Since I love statistics and games that spit them out at the end of your run, here are my final, less-than-impressive tallies for Kram Keep:

  • Time played: 0:42:51
  • Deaths: 52
  • Enemies killed: 160
  • Crystal Hearts: 5/8
  • Difficulty: Normal

Ludum Dare 32 is coming up in the middle of April, though there’s no listed theme just yet. Until then, I think I’ll snoop around a bit more in Ludum Dare 31‘s entries, as I’m almost positive there are a bunch more innovative takes on the “single screen only” theme. Hopefully I can find a few other titles to highlight like Kram Keep, that do a lot with very little.

2015 Game Review Haiku, #24 – Kram Keep

2015 gd games completed kram keep

Bloodsucking menace
Waits at the top of this keep
Collect powers, kill

From 2012 all through 2013, I wrote little haikus here at Grinding Down about every game I beat or completed, totaling 104 in the end. I took a break from this format last year in an attempt to get more artsy, only to realize that I missed doing it dearly. So, we’re back. Or rather, I am. Hope you enjoy my continued take on videogame-inspired Japanese poetry in three phases of 5, 7, and 5, respectively.

Playing the Ludum Dare 22 Winners, #10 – Soliloquy

I had some serious great luck the last time I perused the Ludum Dare website and some of the contest’s entries, finding the gem BATHOS in a sea of contenders. The twenty-second edition of the “create a videogame in a single weekend” challenge just happened in late December 2011, and site users have voted on the top 50 games based on things like graphics, sound, fun, innovation, use of theme (alone), and so on. The winning lineup went up the other day.

Now, I’m not going to be a crazy bearded mountain man and try to play all 50 of these homemade brews, but I think trying out the top 10 is worthwhile. I mean, these are the ones that got the most love by a large community of indie game makers and fans, and glancing at teaser images for them, well, a lot of them look neat. Saw some pixel art and started salivating. Plus, I’m still slowly gearing up internally for the idea that maybe 2012 will be the year I learn how to make a game; playing these can only add to my experience.

So, first up, we have Soliloquy, created by the user Friedrich Hanisch, also known as ratking. The game is described as so: In this game you are split. You are one person, alone in a lifeless world – but you have two souls, which have to work together. Okay, got it. I am playing it over the web, and it opens up in a first-person perspective looking down an empty hallway made up of large, texture-less, purple and pink polygons. There’s a constant feed of white noise. Somewhere, a baby giggles. WASD moves you forward and the space bar lets you jump.

The beginning part is just moving down this short hallway, jumping small gaps while pondering where exactly you are as well as why it all looks so boring. Found the stage’s exit, which took us to a new room of floating platforms. Time to jump around; I instantly miss the first big leap and fall into the abyss. There’s more jumping, and then the soul-switching mechanic comes into play–and it ruins everything for me. By clicking the left or right mouse buttons, you sort of split the world into two perspectives of the same image, one layered hazily on top of the other; not really sure how to use this trick to complete the level, and then I started getting a headache, bringing our time with Soliloquy to an end.

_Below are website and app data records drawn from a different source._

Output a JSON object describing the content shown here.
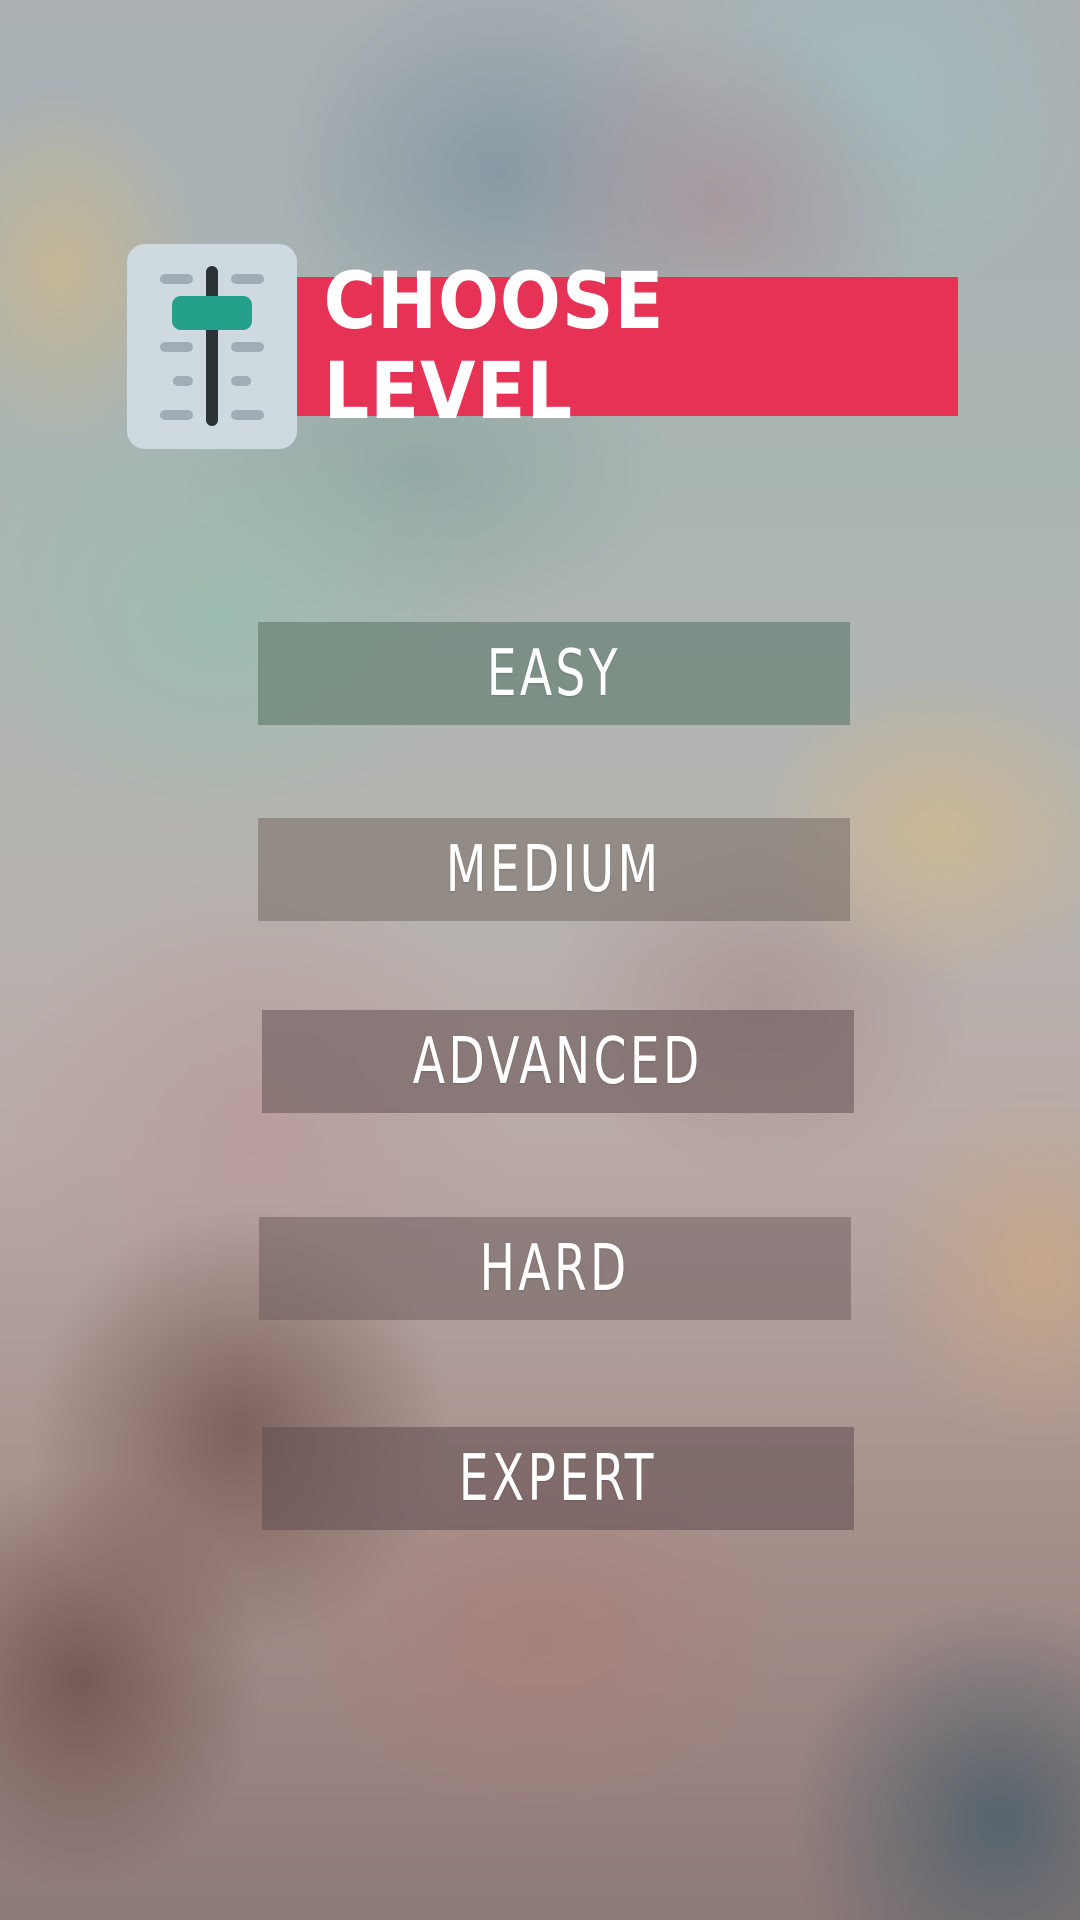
{
  "header": {
    "title": "CHOOSE LEVEL",
    "icon": "slider-settings-icon",
    "banner_color": "#e63255",
    "icon_accent_color": "#24a08a"
  },
  "levels": [
    {
      "label": "EASY"
    },
    {
      "label": "MEDIUM"
    },
    {
      "label": "ADVANCED"
    },
    {
      "label": "HARD"
    },
    {
      "label": "EXPERT"
    }
  ]
}
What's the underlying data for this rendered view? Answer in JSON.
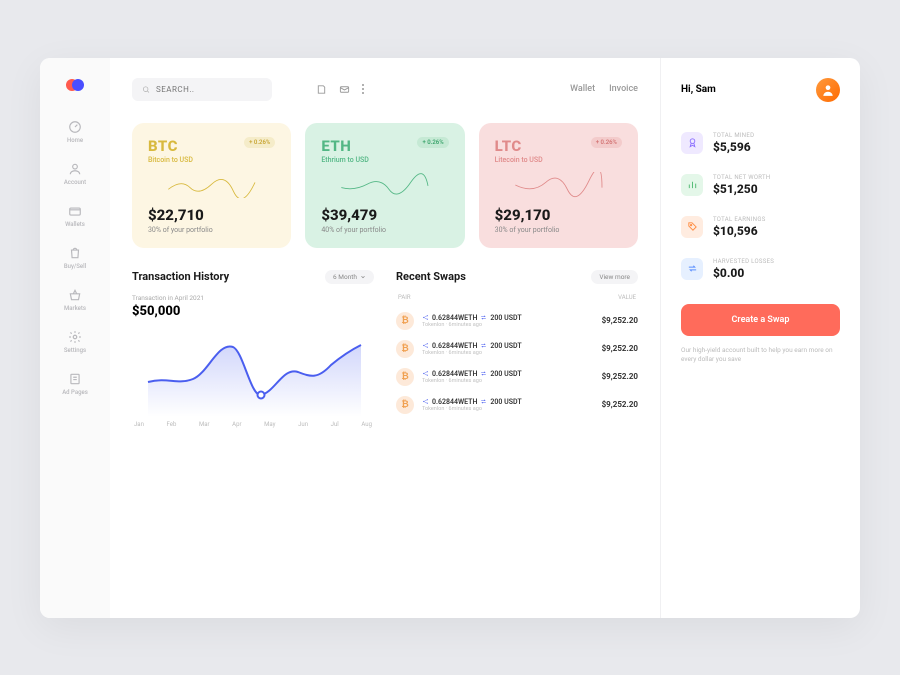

Not bad. Very unique idea that just didn’t work for me and my bad eyes. I played for about 10 minutes or so. Give it a try, I say. There’s also a post-competition version that tweaks things like mouse sensitivity. Onwards to the number nine spot!